→ What to produce: Your reply should hold only the lines from the records below where "name" occurs.

→ Supplied records:
______

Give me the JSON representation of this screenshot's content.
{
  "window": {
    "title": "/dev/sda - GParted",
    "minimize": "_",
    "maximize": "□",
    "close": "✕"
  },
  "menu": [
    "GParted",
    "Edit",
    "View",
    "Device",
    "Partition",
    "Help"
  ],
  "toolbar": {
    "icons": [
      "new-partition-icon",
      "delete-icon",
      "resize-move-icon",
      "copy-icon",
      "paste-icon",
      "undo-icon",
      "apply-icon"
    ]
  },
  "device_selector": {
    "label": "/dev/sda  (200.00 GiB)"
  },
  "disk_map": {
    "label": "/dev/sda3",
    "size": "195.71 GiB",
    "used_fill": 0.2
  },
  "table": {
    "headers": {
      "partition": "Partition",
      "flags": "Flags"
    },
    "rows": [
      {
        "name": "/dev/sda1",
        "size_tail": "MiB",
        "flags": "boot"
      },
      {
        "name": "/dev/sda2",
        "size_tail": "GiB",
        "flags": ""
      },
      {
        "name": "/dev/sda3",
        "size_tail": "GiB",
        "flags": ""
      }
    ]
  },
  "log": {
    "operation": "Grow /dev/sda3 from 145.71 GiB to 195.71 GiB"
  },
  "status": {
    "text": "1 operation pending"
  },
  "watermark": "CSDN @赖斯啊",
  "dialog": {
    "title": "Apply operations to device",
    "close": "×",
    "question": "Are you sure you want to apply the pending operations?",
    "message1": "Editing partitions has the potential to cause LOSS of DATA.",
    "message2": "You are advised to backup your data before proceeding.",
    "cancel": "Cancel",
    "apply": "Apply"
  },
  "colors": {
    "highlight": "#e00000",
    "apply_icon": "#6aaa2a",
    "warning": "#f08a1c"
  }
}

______

→ Written answer:
        "name": "/dev/sda1",
        "name": "/dev/sda2",
        "name": "/dev/sda3",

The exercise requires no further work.